**Exercise requirements:** Each line below containing the word "field" needs to be shown.
*** Recorded information ***
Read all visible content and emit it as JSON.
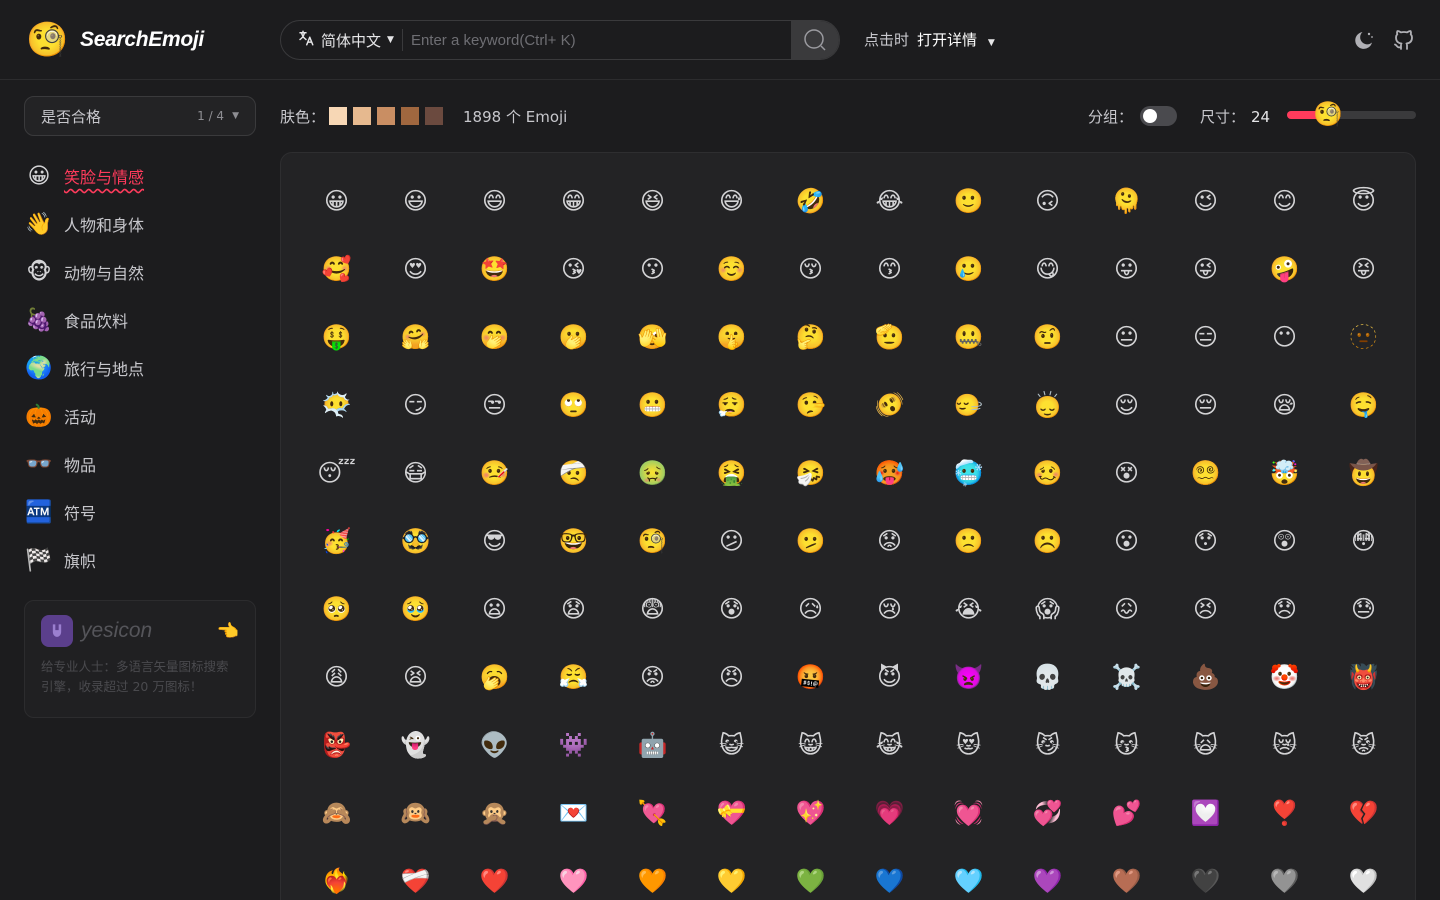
{
  "app": {
    "logo_emoji": "🧐",
    "name": "SearchEmoji"
  },
  "search": {
    "language": "简体中文",
    "placeholder": "Enter a keyword(Ctrl+ K)"
  },
  "click_mode": {
    "label": "点击时",
    "value": "打开详情"
  },
  "header_icons": [
    "moon-icon",
    "github-icon"
  ],
  "filter": {
    "label": "是否合格",
    "count": "1 / 4"
  },
  "categories": [
    {
      "icon": "😀",
      "label": "笑脸与情感",
      "active": true
    },
    {
      "icon": "👋",
      "label": "人物和身体"
    },
    {
      "icon": "🐵",
      "label": "动物与自然"
    },
    {
      "icon": "🍇",
      "label": "食品饮料"
    },
    {
      "icon": "🌍",
      "label": "旅行与地点"
    },
    {
      "icon": "🎃",
      "label": "活动"
    },
    {
      "icon": "👓",
      "label": "物品"
    },
    {
      "icon": "🏧",
      "label": "符号"
    },
    {
      "icon": "🏁",
      "label": "旗帜"
    }
  ],
  "ad": {
    "name": "yesicon",
    "pointer": "👈",
    "text": "给专业人士：多语言矢量图标搜索引擎，收录超过 20 万图标！"
  },
  "toolbar": {
    "skin_label": "肤色：",
    "skin_tones": [
      "#f7d7b5",
      "#e6b98f",
      "#c98e63",
      "#a0673f",
      "#6b4a3f"
    ],
    "count": "1898 个 Emoji",
    "group_label": "分组：",
    "group_enabled": false,
    "size_label": "尺寸：",
    "size_value": "24",
    "size_fill_fraction": 0.31,
    "slider_emoji": "🧐"
  },
  "emojis": [
    "😀",
    "😃",
    "😄",
    "😁",
    "😆",
    "😅",
    "🤣",
    "😂",
    "🙂",
    "🙃",
    "🫠",
    "😉",
    "😊",
    "😇",
    "🥰",
    "😍",
    "🤩",
    "😘",
    "😗",
    "☺️",
    "😚",
    "😙",
    "🥲",
    "😋",
    "😛",
    "😜",
    "🤪",
    "😝",
    "🤑",
    "🤗",
    "🤭",
    "🫢",
    "🫣",
    "🤫",
    "🤔",
    "🫡",
    "🤐",
    "🤨",
    "😐",
    "😑",
    "😶",
    "🫥",
    "😶‍🌫️",
    "😏",
    "😒",
    "🙄",
    "😬",
    "😮‍💨",
    "🤥",
    "🫨",
    "🙂‍↔️",
    "🙂‍↕️",
    "😌",
    "😔",
    "😪",
    "🤤",
    "😴",
    "😷",
    "🤒",
    "🤕",
    "🤢",
    "🤮",
    "🤧",
    "🥵",
    "🥶",
    "🥴",
    "😵",
    "😵‍💫",
    "🤯",
    "🤠",
    "🥳",
    "🥸",
    "😎",
    "🤓",
    "🧐",
    "😕",
    "🫤",
    "😟",
    "🙁",
    "☹️",
    "😮",
    "😯",
    "😲",
    "😳",
    "🥺",
    "🥹",
    "😦",
    "😧",
    "😨",
    "😰",
    "😥",
    "😢",
    "😭",
    "😱",
    "😖",
    "😣",
    "😞",
    "😓",
    "😩",
    "😫",
    "🥱",
    "😤",
    "😡",
    "😠",
    "🤬",
    "😈",
    "👿",
    "💀",
    "☠️",
    "💩",
    "🤡",
    "👹",
    "👺",
    "👻",
    "👽",
    "👾",
    "🤖",
    "😺",
    "😸",
    "😹",
    "😻",
    "😼",
    "😽",
    "🙀",
    "😿",
    "😾",
    "🙈",
    "🙉",
    "🙊",
    "💌",
    "💘",
    "💝",
    "💖",
    "💗",
    "💓",
    "💞",
    "💕",
    "💟",
    "❣️",
    "💔",
    "❤️‍🔥",
    "❤️‍🩹",
    "❤️",
    "🩷",
    "🧡",
    "💛",
    "💚",
    "💙",
    "🩵",
    "💜",
    "🤎",
    "🖤",
    "🩶",
    "🤍"
  ]
}
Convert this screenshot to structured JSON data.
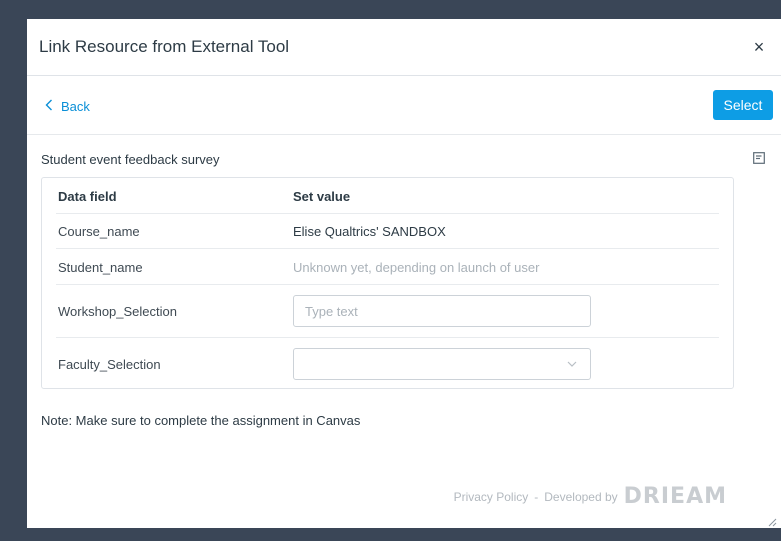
{
  "modal": {
    "title": "Link Resource from External Tool",
    "close_label": "×"
  },
  "toolbar": {
    "back_label": "Back",
    "select_label": "Select"
  },
  "survey": {
    "title": "Student event feedback survey"
  },
  "table": {
    "headers": {
      "field": "Data field",
      "value": "Set value"
    },
    "rows": [
      {
        "field": "Course_name",
        "value": "Elise Qualtrics' SANDBOX"
      },
      {
        "field": "Student_name",
        "value": "Unknown yet, depending on launch of user"
      },
      {
        "field": "Workshop_Selection",
        "placeholder": "Type text",
        "input_value": ""
      },
      {
        "field": "Faculty_Selection",
        "selected_value": ""
      }
    ]
  },
  "note": "Note: Make sure to complete the assignment in Canvas",
  "footer": {
    "privacy_label": "Privacy Policy",
    "separator": " - ",
    "developed_by": "Developed by",
    "brand": "DRIEAM"
  },
  "colors": {
    "accent": "#0d9de5",
    "link": "#0a8fd7",
    "backdrop": "#3a4657"
  },
  "icons": {
    "close": "close-icon",
    "back": "chevron-left-icon",
    "collapse": "collapse-panel-icon",
    "dropdown": "chevron-down-icon",
    "resize": "resize-handle-icon"
  }
}
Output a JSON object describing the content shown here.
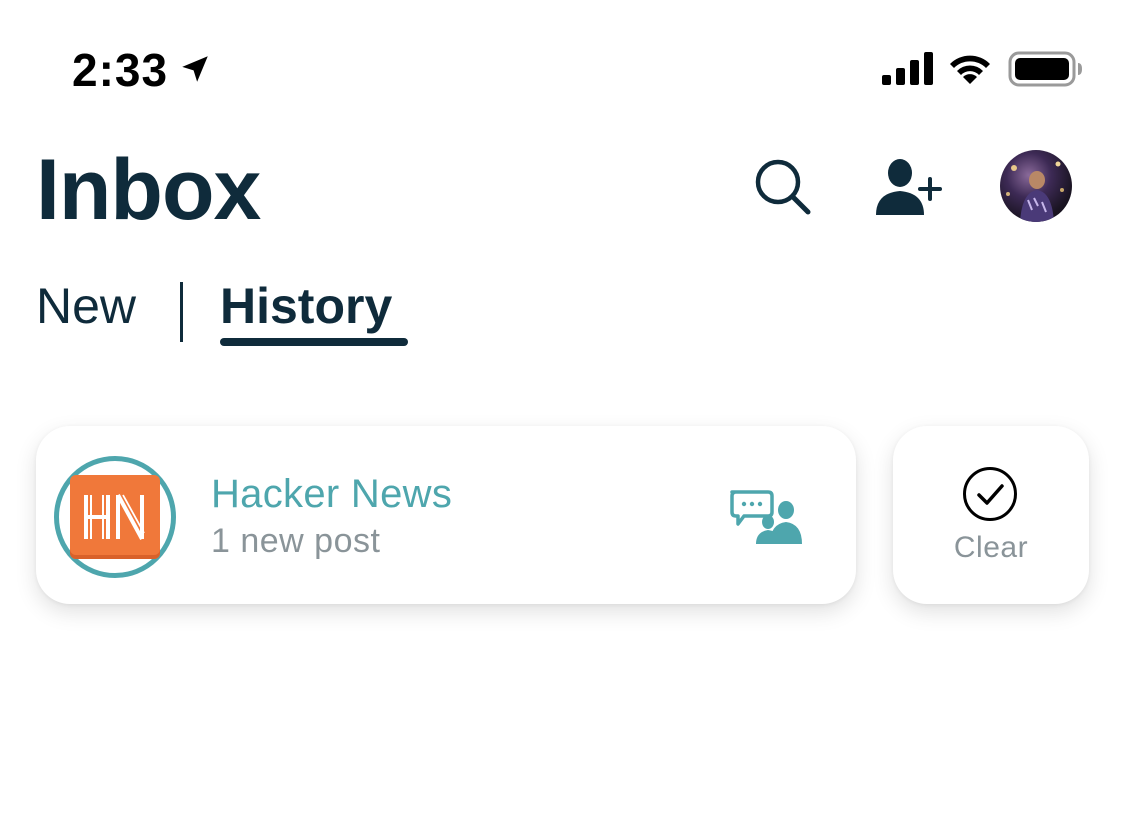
{
  "status_bar": {
    "time": "2:33",
    "icons": [
      "location-arrow-icon",
      "cellular-signal-icon",
      "wifi-icon",
      "battery-icon"
    ]
  },
  "header": {
    "title": "Inbox",
    "actions": [
      "search-icon",
      "add-user-icon",
      "profile-avatar"
    ]
  },
  "tabs": {
    "new_label": "New",
    "history_label": "History",
    "active": "History"
  },
  "feed": {
    "items": [
      {
        "logo_text": "HN",
        "name": "Hacker News",
        "subtitle": "1 new post",
        "icon": "discussion-group-icon"
      }
    ],
    "clear_label": "Clear"
  },
  "colors": {
    "primary_text": "#0f2b3b",
    "accent_teal": "#4ea6ad",
    "muted_text": "#8a9499",
    "hn_orange": "#f0783a"
  }
}
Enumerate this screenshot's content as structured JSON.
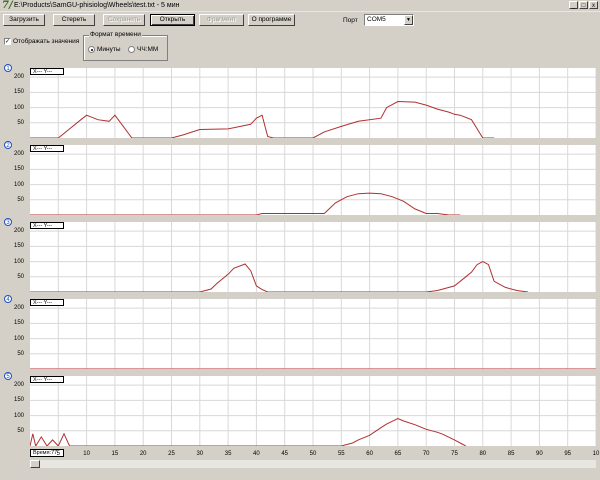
{
  "window": {
    "title": "E:\\Products\\SamGU-phisiolog\\Wheels\\test.txt - 5 мин",
    "app_icon": "7/",
    "min_glyph": "_",
    "max_glyph": "□",
    "close_glyph": "x"
  },
  "toolbar": {
    "load": "Загрузить",
    "erase": "Стереть",
    "save": "Сохранить",
    "open": "Открыть",
    "fragment": "Фрагмент",
    "about": "О программе",
    "port_label": "Порт",
    "port_value": "COM5"
  },
  "options": {
    "show_values": "Отображать значения",
    "time_format_legend": "Формат времени",
    "minutes": "Минуты",
    "hhmm": "ЧЧ:ММ"
  },
  "plot_labels": {
    "coord_readout": "X--- Y---",
    "y_ticks": [
      "200",
      "150",
      "100",
      "50"
    ],
    "x_ticks": [
      "5",
      "10",
      "15",
      "20",
      "25",
      "30",
      "35",
      "40",
      "45",
      "50",
      "55",
      "60",
      "65",
      "70",
      "75",
      "80",
      "85",
      "90",
      "95",
      "10"
    ],
    "time_readout": "Время:77"
  },
  "channels": [
    {
      "number": "1"
    },
    {
      "number": "2"
    },
    {
      "number": "3"
    },
    {
      "number": "4"
    },
    {
      "number": "5"
    }
  ],
  "colors": {
    "curve": "#b03030",
    "badge": "#1f4fbf"
  },
  "chart_data": [
    {
      "type": "line",
      "series": [
        {
          "x": [
            0,
            5,
            7,
            9,
            10,
            12,
            14,
            15,
            16,
            18,
            20,
            25,
            27,
            30,
            35,
            39,
            40,
            41,
            42,
            43,
            45,
            50,
            52,
            55,
            58,
            62,
            63,
            65,
            68,
            70,
            72,
            74,
            75,
            76,
            78,
            80,
            81,
            82
          ],
          "values": [
            0,
            0,
            30,
            60,
            75,
            60,
            55,
            75,
            50,
            0,
            0,
            0,
            10,
            28,
            30,
            45,
            65,
            75,
            5,
            0,
            0,
            0,
            20,
            38,
            55,
            65,
            100,
            120,
            118,
            108,
            95,
            85,
            78,
            75,
            60,
            0,
            0,
            0
          ]
        }
      ],
      "xlim": [
        0,
        100
      ],
      "ylim": [
        0,
        230
      ]
    },
    {
      "type": "line",
      "series": [
        {
          "x": [
            0,
            40,
            41,
            43,
            45,
            48,
            52,
            54,
            56,
            58,
            60,
            62,
            64,
            66,
            68,
            70,
            72,
            74,
            76
          ],
          "values": [
            0,
            0,
            5,
            5,
            5,
            5,
            5,
            40,
            60,
            70,
            72,
            70,
            60,
            45,
            20,
            5,
            5,
            0,
            0
          ]
        }
      ],
      "xlim": [
        0,
        100
      ],
      "ylim": [
        0,
        230
      ]
    },
    {
      "type": "line",
      "series": [
        {
          "x": [
            0,
            30,
            32,
            33,
            35,
            36,
            38,
            39,
            40,
            41,
            42,
            43,
            45,
            70,
            72,
            75,
            77,
            78,
            79,
            80,
            81,
            82,
            84,
            86,
            88
          ],
          "values": [
            0,
            0,
            10,
            28,
            58,
            78,
            92,
            70,
            20,
            8,
            0,
            0,
            0,
            0,
            5,
            20,
            50,
            65,
            90,
            100,
            90,
            35,
            15,
            5,
            0
          ]
        }
      ],
      "xlim": [
        0,
        100
      ],
      "ylim": [
        0,
        230
      ]
    },
    {
      "type": "line",
      "series": [
        {
          "x": [
            0,
            100
          ],
          "values": [
            0,
            0
          ]
        }
      ],
      "xlim": [
        0,
        100
      ],
      "ylim": [
        0,
        230
      ]
    },
    {
      "type": "line",
      "series": [
        {
          "x": [
            0,
            0.5,
            1,
            2,
            3,
            4,
            5,
            6,
            7,
            55,
            57,
            58,
            60,
            62,
            63,
            65,
            66,
            68,
            70,
            72,
            73,
            75,
            76,
            77
          ],
          "values": [
            0,
            40,
            0,
            30,
            0,
            20,
            0,
            40,
            0,
            0,
            10,
            20,
            35,
            60,
            72,
            90,
            82,
            70,
            55,
            45,
            38,
            20,
            10,
            0
          ],
          "x_note": ""
        }
      ],
      "xlim": [
        0,
        100
      ],
      "ylim": [
        0,
        230
      ]
    }
  ]
}
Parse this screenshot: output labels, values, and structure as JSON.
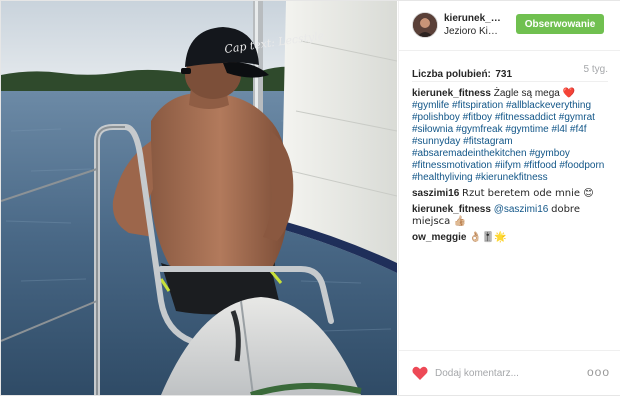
{
  "post": {
    "author": "kierunek_fitness",
    "location": "Jezioro Kisajno",
    "follow_label": "Obserwowanie",
    "likes_label": "Liczba polubień:",
    "likes_count": "731",
    "time_ago": "5 tyg.",
    "cap_text": "Cap text: Lecstyle"
  },
  "caption": {
    "user": "kierunek_fitness",
    "text": "Żagle są mega",
    "emoji": "❤️",
    "hashtags": [
      "#gymlife",
      "#fitspiration",
      "#allblackeverything",
      "#polishboy",
      "#fitboy",
      "#fitnessaddict",
      "#gymrat",
      "#siłownia",
      "#gymfreak",
      "#gymtime",
      "#l4l",
      "#f4f",
      "#sunnyday",
      "#fitstagram",
      "#absaremadeinthekitchen",
      "#gymboy",
      "#fitnessmotivation",
      "#iifym",
      "#fitfood",
      "#foodporn",
      "#healthyliving",
      "#kierunekfitness"
    ]
  },
  "comments": [
    {
      "user": "saszimi16",
      "text": "Rzut beretem ode mnie 😊"
    },
    {
      "user": "kierunek_fitness",
      "mention": "@saszimi16",
      "text": "dobre miejsca 👍🏼"
    },
    {
      "user": "ow_meggie",
      "text": "👌🏼🎚️🌟"
    }
  ],
  "footer": {
    "comment_placeholder": "Dodaj komentarz...",
    "more_label": "ooo"
  },
  "colors": {
    "follow_green": "#70c050",
    "link_blue": "#125688",
    "heart_red": "#ed4956",
    "muted_gray": "#a5a7aa"
  },
  "icons": [
    "heart-icon",
    "more-options-icon",
    "avatar"
  ]
}
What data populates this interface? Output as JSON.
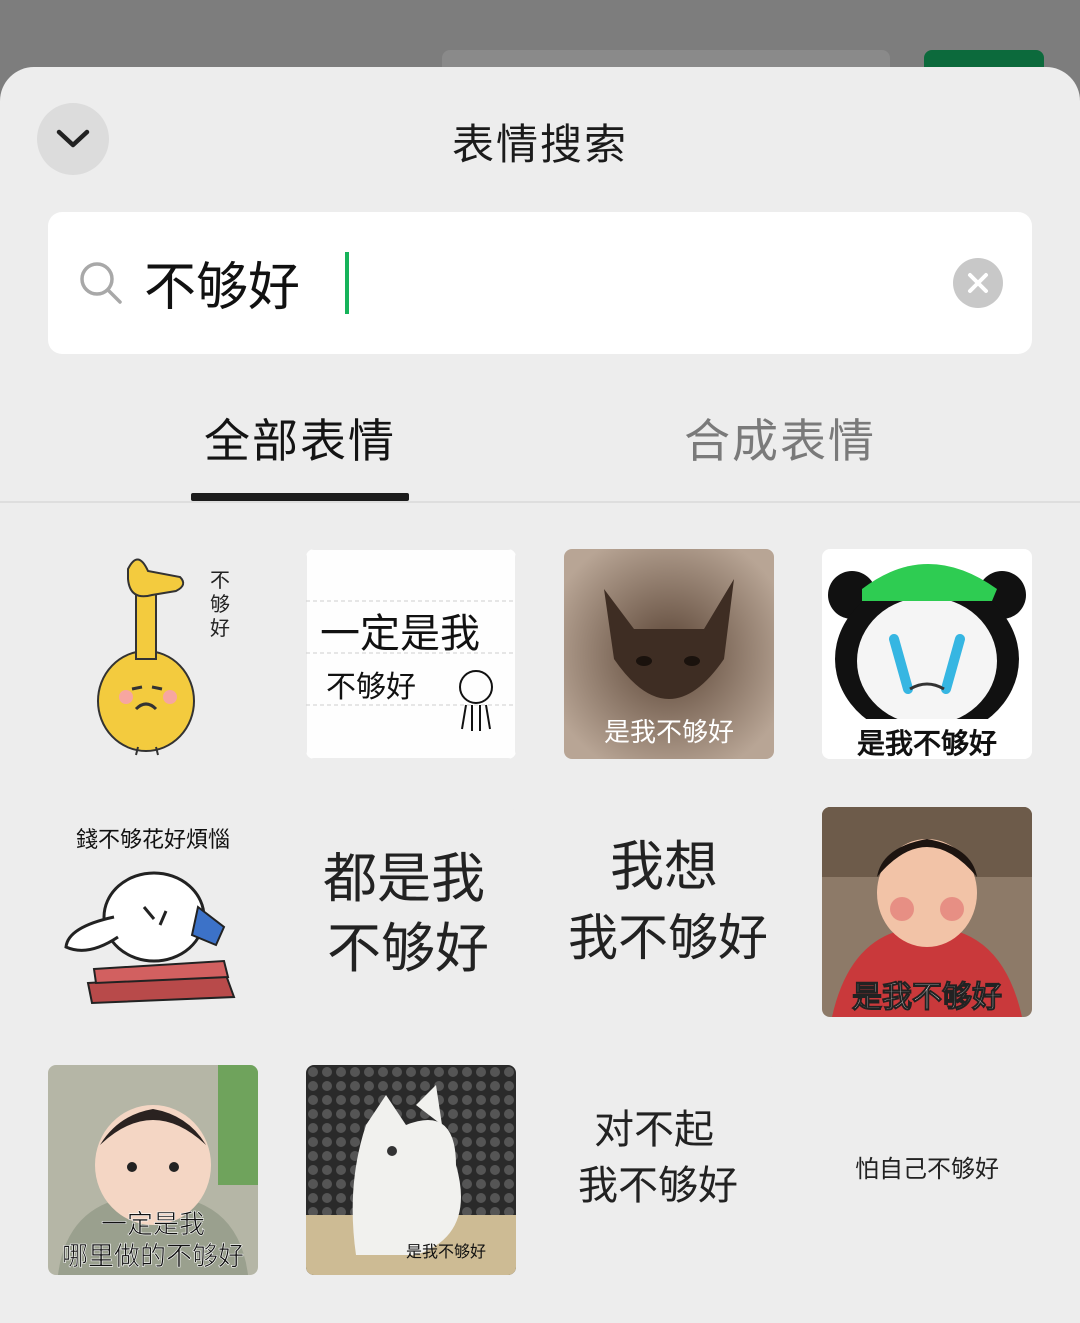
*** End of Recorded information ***
**Final answer:**
      "field": "Data field",
        "field": "Course_name",
        "field": "Student_name",
        "field": "Workshop_Selection",
        "field": "Faculty_Selection",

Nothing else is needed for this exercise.